If you need a little motivation to get started, check out some of these writing prompts.
Hello everyone, my name is Cliff Daigle and I'm your new Fiction Writing guide.
I'm really excited to have this opportunity to share what I know about writing and making a living as an artist. This has been a great site for years and I plan on continuing to pack it with informative articles, exercises and advice for writers at all levels. To start the ball rolling I've posted three new articles this week:
Please feel free to comment here and in the forums. I'd love to hear your thoughts on what you'd like to see on the site.
The judges have whittled down the longlist of thirteen authors to a shortlist of six contenders for this year's coveted prize. The winner will be announced October 18th in London, England and will take home the cash prize of £50,000. Each of the six authors who made the shortlist will be awarded £2,500 and will receive a fancy, designer-bound edition of their book. Nice.
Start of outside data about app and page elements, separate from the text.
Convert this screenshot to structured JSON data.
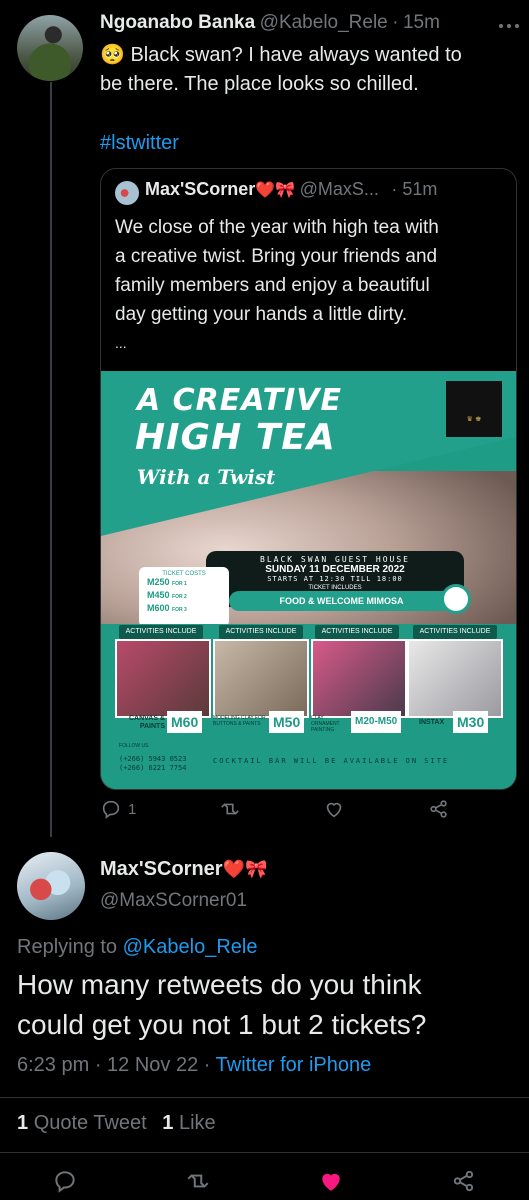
{
  "tweet1": {
    "author_name": "Ngoanabo Banka",
    "handle": "@Kabelo_Rele",
    "time": "15m",
    "emoji": "🥺",
    "text_line1": "Black swan? I have always wanted to",
    "text_line2": "be there. The place looks so chilled.",
    "hashtag": "#lstwitter"
  },
  "quoted": {
    "author_name": "Max'SCorner",
    "author_emoji": "❤️🎀",
    "handle": "@MaxS...",
    "time": "· 51m",
    "lines": [
      "We close of the year with high tea with",
      "a creative twist. Bring your friends and",
      "family members and enjoy a beautiful",
      "day getting your hands a little dirty.",
      "..."
    ],
    "poster": {
      "title1": "A CREATIVE",
      "title2": "HIGH TEA",
      "subtitle": "With a Twist",
      "venue": "BLACK SWAN GUEST HOUSE",
      "date": "SUNDAY 11 DECEMBER 2022",
      "time": "STARTS AT 12:30 TILL 18:00",
      "includes_label": "TICKET INCLUDES",
      "includes": "FOOD & WELCOME MIMOSA",
      "ticket_label": "TICKET COSTS",
      "prices": [
        "M250",
        "M450",
        "M600"
      ],
      "price_notes": [
        "FOR 1",
        "FOR 2",
        "FOR 3"
      ],
      "act_head": "ACTIVITIES INCLUDE",
      "activities": [
        {
          "label": "CANVAS & PAINTS",
          "price": "M60"
        },
        {
          "label": "MODELING CLAY FOR BUTTONS & PAINTS",
          "price": "M50"
        },
        {
          "label": "CLAY ORNAMENT PAINTING",
          "price": "M20-M50"
        },
        {
          "label": "INSTAX",
          "price": "M30"
        }
      ],
      "follow": "FOLLOW US",
      "phone1": "(+266) 5943 0523",
      "phone2": "(+266) 6221 7754",
      "footer": "COCKTAIL BAR WILL BE AVAILABLE ON SITE"
    }
  },
  "tweet1_actions": {
    "reply_count": "1"
  },
  "reply": {
    "author_name": "Max'SCorner",
    "author_emoji": "❤️🎀",
    "handle": "@MaxSCorner01",
    "replying_prefix": "Replying to",
    "replying_handle": "@Kabelo_Rele",
    "text_line1": "How many retweets do you think",
    "text_line2": "could get you not 1 but 2 tickets?",
    "time": "6:23 pm · 12 Nov 22 ·",
    "client": "Twitter for iPhone",
    "quote_count": "1",
    "quote_label": "Quote Tweet",
    "like_count": "1",
    "like_label": "Like"
  },
  "colors": {
    "accent": "#1d9bf0",
    "like": "#f91880",
    "poster_teal": "#1f9c86"
  }
}
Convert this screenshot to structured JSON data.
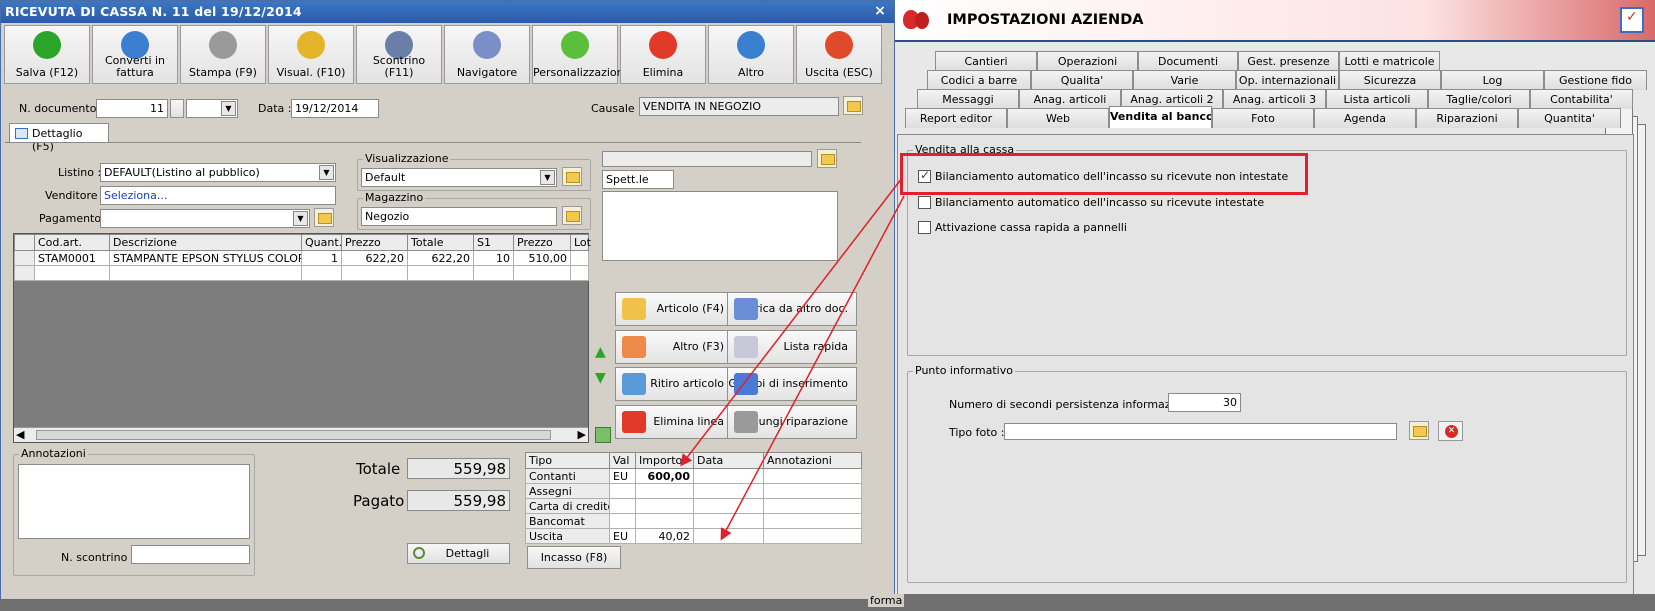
{
  "left_window": {
    "title": "RICEVUTA DI CASSA N. 11 del 19/12/2014",
    "close": "×",
    "toolbar": [
      {
        "label": "Salva (F12)",
        "icon": "check-icon",
        "color": "#2aa52a"
      },
      {
        "label": "Converti in fattura",
        "icon": "convert-icon",
        "color": "#3a7fd0"
      },
      {
        "label": "Stampa (F9)",
        "icon": "printer-icon",
        "color": "#9a9a9a"
      },
      {
        "label": "Visual. (F10)",
        "icon": "magic-wand-icon",
        "color": "#e4b528"
      },
      {
        "label": "Scontrino (F11)",
        "icon": "cash-register-icon",
        "color": "#6a7fa8"
      },
      {
        "label": "Navigatore",
        "icon": "compass-icon",
        "color": "#7a8fc8"
      },
      {
        "label": "Personalizzazioni",
        "icon": "puzzle-icon",
        "color": "#5abf3a"
      },
      {
        "label": "Elimina",
        "icon": "delete-icon",
        "color": "#e13a2a"
      },
      {
        "label": "Altro",
        "icon": "book-icon",
        "color": "#3a7fd0"
      },
      {
        "label": "Uscita (ESC)",
        "icon": "exit-icon",
        "color": "#e04a2a"
      }
    ],
    "n_documento_label": "N. documento :",
    "n_documento": "11",
    "data_label": "Data :",
    "data": "19/12/2014",
    "causale_label": "Causale :",
    "causale": "VENDITA IN NEGOZIO",
    "tab_dettaglio": "Dettaglio (F5)",
    "listino_label": "Listino :",
    "listino": "DEFAULT(Listino al pubblico)",
    "venditore_label": "Venditore :",
    "venditore": "Seleziona...",
    "pagamento_label": "Pagamento :",
    "visualizzazione_title": "Visualizzazione",
    "visualizzazione": "Default",
    "magazzino_title": "Magazzino",
    "magazzino": "Negozio",
    "spett": "Spett.le",
    "grid_headers": [
      "Cod.art.",
      "Descrizione",
      "Quant.",
      "Prezzo",
      "Totale",
      "S1",
      "Prezzo",
      "Lot"
    ],
    "grid_rows": [
      [
        "STAM0001",
        "STAMPANTE EPSON STYLUS COLOR C...",
        "1",
        "622,20",
        "622,20",
        "10",
        "510,00",
        ""
      ]
    ],
    "buttons": {
      "articolo": "Articolo (F4)",
      "carica": "Carica da altro doc.",
      "altro": "Altro (F3)",
      "lista": "Lista rapida",
      "ritiro": "Ritiro articolo",
      "gruppi": "Gruppi di inserimento",
      "elimina_linea": "Elimina linea",
      "aggiungi": "Aggiungi riparazione"
    },
    "annotazioni_title": "Annotazioni",
    "n_scontrino_label": "N. scontrino :",
    "totale_label": "Totale",
    "totale": "559,98",
    "pagato_label": "Pagato",
    "pagato": "559,98",
    "dettagli": "Dettagli",
    "pay_headers": [
      "Tipo",
      "Val",
      "Importo",
      "Data",
      "Annotazioni"
    ],
    "pay_rows": [
      [
        "Contanti",
        "EU",
        "600,00",
        "",
        ""
      ],
      [
        "Assegni",
        "",
        "",
        "",
        ""
      ],
      [
        "Carta di credito",
        "",
        "",
        "",
        ""
      ],
      [
        "Bancomat",
        "",
        "",
        "",
        ""
      ],
      [
        "Uscita",
        "EU",
        "40,02",
        "",
        ""
      ]
    ],
    "incasso": "Incasso (F8)"
  },
  "right_window": {
    "title": "IMPOSTAZIONI AZIENDA",
    "tabs_row1": [
      "Cantieri",
      "Operazioni",
      "Documenti",
      "Gest. presenze",
      "Lotti e matricole"
    ],
    "tabs_row2": [
      "Codici a barre",
      "Qualita'",
      "Varie",
      "Op. internazionali",
      "Sicurezza",
      "Log",
      "Gestione fido"
    ],
    "tabs_row3": [
      "Messaggi",
      "Anag. articoli",
      "Anag. articoli 2",
      "Anag. articoli 3",
      "Lista articoli",
      "Taglie/colori",
      "Contabilita'"
    ],
    "tabs_row4": [
      "Report editor",
      "Web",
      "Vendita al banco",
      "Foto",
      "Agenda",
      "Riparazioni",
      "Quantita'"
    ],
    "group1_title": "Vendita alla cassa",
    "opt1": "Bilanciamento automatico dell'incasso su ricevute non intestate",
    "opt2": "Bilanciamento automatico dell'incasso su ricevute intestate",
    "opt3": "Attivazione cassa rapida a pannelli",
    "group2_title": "Punto informativo",
    "secondi_label": "Numero di secondi persistenza informazioni :",
    "secondi": "30",
    "tipo_foto_label": "Tipo foto :",
    "bottom_text": "forma"
  }
}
Here's the shortlist of six - there's always some great reading here and it looks like a pretty diverse group this year.
- Julian Barnes - The Sense of an Ending (Jonathan Cape - Random House)
- Carol Birch - Jamrach's Menagerie (Canongate Books)
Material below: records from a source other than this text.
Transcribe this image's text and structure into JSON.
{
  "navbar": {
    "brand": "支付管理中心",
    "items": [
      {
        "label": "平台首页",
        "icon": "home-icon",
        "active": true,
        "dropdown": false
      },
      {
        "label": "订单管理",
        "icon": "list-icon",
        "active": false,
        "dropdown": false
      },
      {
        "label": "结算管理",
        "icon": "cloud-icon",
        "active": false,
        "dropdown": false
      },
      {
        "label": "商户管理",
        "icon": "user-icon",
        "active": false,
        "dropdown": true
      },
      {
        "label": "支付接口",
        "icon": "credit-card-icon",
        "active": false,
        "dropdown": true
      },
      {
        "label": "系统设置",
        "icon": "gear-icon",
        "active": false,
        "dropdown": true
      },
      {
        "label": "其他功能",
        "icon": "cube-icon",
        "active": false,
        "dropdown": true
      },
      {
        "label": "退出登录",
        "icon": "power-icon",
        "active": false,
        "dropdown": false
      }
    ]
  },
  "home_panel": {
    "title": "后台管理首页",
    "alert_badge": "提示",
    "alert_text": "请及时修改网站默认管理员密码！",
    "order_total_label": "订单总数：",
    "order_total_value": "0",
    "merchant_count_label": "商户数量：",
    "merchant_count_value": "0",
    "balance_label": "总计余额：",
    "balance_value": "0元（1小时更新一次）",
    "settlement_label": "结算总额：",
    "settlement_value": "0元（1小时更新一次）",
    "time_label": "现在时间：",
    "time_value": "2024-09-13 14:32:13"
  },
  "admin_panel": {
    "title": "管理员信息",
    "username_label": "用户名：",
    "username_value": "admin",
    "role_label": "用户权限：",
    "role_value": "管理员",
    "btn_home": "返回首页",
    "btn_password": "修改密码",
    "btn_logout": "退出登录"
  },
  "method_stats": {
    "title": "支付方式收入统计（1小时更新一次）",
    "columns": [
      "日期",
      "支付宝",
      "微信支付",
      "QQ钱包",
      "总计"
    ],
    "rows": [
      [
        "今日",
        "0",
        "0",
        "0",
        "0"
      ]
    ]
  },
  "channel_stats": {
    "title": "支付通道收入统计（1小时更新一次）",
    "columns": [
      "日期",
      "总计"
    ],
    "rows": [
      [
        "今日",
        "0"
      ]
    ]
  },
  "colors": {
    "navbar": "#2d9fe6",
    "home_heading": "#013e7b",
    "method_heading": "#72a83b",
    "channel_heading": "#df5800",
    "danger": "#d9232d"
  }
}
- Patrick deWitt - The Sisters Brothers (Granta)
- Esi Edugyan - Half Blood Blues (Serpent's Tail)
- Stephen Kelman - Pigeon English (Bloomsbury)
- A.D. Miller - Snowdrops (Atlantic)
It's great to see a couple of my fellow Canucks on the list, Patrick deWitt and Esi Edugyan. It's the first time two Canadians have been on the shortlist in nine years. Congratulations!
In case you were wondering, last year's winner was Howard Jacobson for his novel The Finkler Question.
Check out the official Man Booker Prize site for more info.
As I prepare to leave About.com after five+ years of writing and editing this site, I've been reflecting on all the things I've learned -- from writing articles and blog posts and, more importantly, from comments and messages contributed by all of you. For my last post, I wanted to share some of these lessons, the things that have come to seem most important about the writing life.
Humility: We all make mistakes, and it takes guts to let other people see them. Don't be afraid to join a writing group, take a class, or post work on the forum. I was consistently impressed with the people who shared work in the monthly challenges: they understood that getting feedback is more important than any temporary fear or discomfort. It's a necessary part of becoming a better writer.
Writing Is Hard: I'm not saying it's always hard, but if you strive for excellence, there will be times when it is. For instance, it's hard to revise a novel for the third or fourth (or fifth) time. It's hard to get up early on a cold morning to write, or to head to a cafe when coworkers are going out for drinks. It's hard to be rejected by magazines, journals, or agents. These things are hard for everyone.
It's Worth It: Moderating this site, I'm constantly reminded of why we do it: of the satisfaction in dreaming up new stories or characters; in hearing that something we wrote meant something to another person; in spending a quiet afternoon lost in a story. It's satisfying to feel that your life has a purpose. And it's an amazing way to connect with other people.
There Are So Many Supportive Writers Out There: You've all been so generous with your time and energy -- you've been the best part of a very good job. I've witnessed writers all over the world helping each other with advice or criticism, taking time to write comments in the blog or on the forum. On a personal level, I have hundreds of emails, printed out or saved on my hard drive, so I'll always remember the people I got to know through this site, or who took the time to reach out to me.
Thank all of you for some very stimulating years. Whoever replaces me is very lucky: they'll have the best readers in the world. Good luck to all of you on your writing. May you have all the satisfaction and rewards possible from this writing life of ours. I hope to continue seeing your names and your work as the years go on. Thank you for letting me be a part of it here!